▶ [YOUR TASK]: Throughout the entries below, report every line where "accent" is found.

▶ [Dataset excerpts]:
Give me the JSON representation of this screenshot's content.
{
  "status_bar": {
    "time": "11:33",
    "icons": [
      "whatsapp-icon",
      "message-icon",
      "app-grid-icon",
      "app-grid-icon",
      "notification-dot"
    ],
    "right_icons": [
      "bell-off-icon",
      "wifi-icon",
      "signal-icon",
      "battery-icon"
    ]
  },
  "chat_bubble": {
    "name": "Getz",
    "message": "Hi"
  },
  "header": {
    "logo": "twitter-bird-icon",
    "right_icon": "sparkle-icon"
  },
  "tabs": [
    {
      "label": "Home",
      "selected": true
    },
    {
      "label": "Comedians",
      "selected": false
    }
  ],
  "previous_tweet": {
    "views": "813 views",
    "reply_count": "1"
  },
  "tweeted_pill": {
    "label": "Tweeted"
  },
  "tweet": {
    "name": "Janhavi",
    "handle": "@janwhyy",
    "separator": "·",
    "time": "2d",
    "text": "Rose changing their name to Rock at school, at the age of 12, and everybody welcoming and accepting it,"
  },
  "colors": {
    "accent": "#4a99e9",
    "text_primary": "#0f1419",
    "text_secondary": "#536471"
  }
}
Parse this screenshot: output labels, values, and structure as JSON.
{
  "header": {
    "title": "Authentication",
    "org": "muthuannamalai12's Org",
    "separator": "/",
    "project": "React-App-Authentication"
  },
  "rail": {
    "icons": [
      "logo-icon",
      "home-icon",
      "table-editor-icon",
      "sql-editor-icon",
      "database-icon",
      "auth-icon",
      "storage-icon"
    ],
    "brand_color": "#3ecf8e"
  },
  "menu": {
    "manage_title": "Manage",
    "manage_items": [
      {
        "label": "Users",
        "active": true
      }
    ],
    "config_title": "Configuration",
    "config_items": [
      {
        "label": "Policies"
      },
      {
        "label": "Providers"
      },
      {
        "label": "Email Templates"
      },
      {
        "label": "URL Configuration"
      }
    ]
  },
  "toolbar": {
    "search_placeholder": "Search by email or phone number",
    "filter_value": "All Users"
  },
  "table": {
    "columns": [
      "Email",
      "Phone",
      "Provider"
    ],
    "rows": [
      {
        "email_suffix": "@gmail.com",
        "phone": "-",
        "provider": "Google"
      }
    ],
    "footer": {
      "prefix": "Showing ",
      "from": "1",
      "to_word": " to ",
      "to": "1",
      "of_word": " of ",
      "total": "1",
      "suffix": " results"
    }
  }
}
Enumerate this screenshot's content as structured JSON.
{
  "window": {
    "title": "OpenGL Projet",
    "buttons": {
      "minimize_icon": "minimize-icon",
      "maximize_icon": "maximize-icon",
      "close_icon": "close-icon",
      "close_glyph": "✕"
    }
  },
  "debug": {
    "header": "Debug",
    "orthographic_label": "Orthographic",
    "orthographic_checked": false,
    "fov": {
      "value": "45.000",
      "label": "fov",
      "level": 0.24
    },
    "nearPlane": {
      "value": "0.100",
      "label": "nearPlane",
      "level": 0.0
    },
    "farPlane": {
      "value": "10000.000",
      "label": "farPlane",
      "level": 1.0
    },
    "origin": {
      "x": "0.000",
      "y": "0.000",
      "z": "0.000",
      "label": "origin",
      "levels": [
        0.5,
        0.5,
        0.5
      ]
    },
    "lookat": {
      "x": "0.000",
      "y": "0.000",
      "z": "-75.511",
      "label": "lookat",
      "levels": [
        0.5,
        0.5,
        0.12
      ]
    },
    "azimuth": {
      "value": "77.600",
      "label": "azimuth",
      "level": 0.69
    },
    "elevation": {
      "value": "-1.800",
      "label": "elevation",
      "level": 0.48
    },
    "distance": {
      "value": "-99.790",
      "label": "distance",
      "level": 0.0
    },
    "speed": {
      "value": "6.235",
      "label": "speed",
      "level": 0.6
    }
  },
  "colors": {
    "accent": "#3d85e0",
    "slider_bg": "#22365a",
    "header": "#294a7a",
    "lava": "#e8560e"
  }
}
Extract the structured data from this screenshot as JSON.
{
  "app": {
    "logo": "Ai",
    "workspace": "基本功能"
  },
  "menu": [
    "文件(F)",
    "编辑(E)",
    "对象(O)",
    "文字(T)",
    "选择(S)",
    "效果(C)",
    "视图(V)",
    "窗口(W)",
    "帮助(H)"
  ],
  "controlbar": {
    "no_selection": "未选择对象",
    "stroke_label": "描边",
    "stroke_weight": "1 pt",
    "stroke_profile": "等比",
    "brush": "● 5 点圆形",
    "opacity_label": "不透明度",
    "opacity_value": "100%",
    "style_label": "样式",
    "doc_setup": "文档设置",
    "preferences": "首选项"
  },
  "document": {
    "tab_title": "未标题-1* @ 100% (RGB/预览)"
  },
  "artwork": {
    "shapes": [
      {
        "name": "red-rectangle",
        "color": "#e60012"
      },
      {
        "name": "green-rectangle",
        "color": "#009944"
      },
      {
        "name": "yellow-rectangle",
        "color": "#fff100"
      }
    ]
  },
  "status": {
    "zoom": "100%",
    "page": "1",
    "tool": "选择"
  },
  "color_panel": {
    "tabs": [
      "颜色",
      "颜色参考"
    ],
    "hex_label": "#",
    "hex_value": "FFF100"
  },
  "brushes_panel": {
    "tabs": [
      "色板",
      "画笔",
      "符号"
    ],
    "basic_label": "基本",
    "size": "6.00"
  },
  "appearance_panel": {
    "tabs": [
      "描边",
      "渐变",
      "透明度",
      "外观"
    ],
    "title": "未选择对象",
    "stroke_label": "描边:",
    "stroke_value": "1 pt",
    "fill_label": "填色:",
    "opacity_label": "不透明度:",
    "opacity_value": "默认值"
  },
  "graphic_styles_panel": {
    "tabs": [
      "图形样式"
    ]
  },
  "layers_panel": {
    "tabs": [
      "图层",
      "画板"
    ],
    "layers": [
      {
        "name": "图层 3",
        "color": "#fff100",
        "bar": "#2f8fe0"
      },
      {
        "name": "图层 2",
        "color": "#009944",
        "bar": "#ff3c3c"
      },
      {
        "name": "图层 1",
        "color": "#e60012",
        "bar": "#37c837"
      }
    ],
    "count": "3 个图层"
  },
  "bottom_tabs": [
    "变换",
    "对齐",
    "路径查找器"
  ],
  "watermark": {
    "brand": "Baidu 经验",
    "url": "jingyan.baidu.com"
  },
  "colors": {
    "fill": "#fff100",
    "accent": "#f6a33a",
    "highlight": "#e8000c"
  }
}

▶ [PROBLEM SOLUTION]:
    "accent": "#4a99e9",
    "accent": "#3d85e0",
    "accent": "#f6a33a",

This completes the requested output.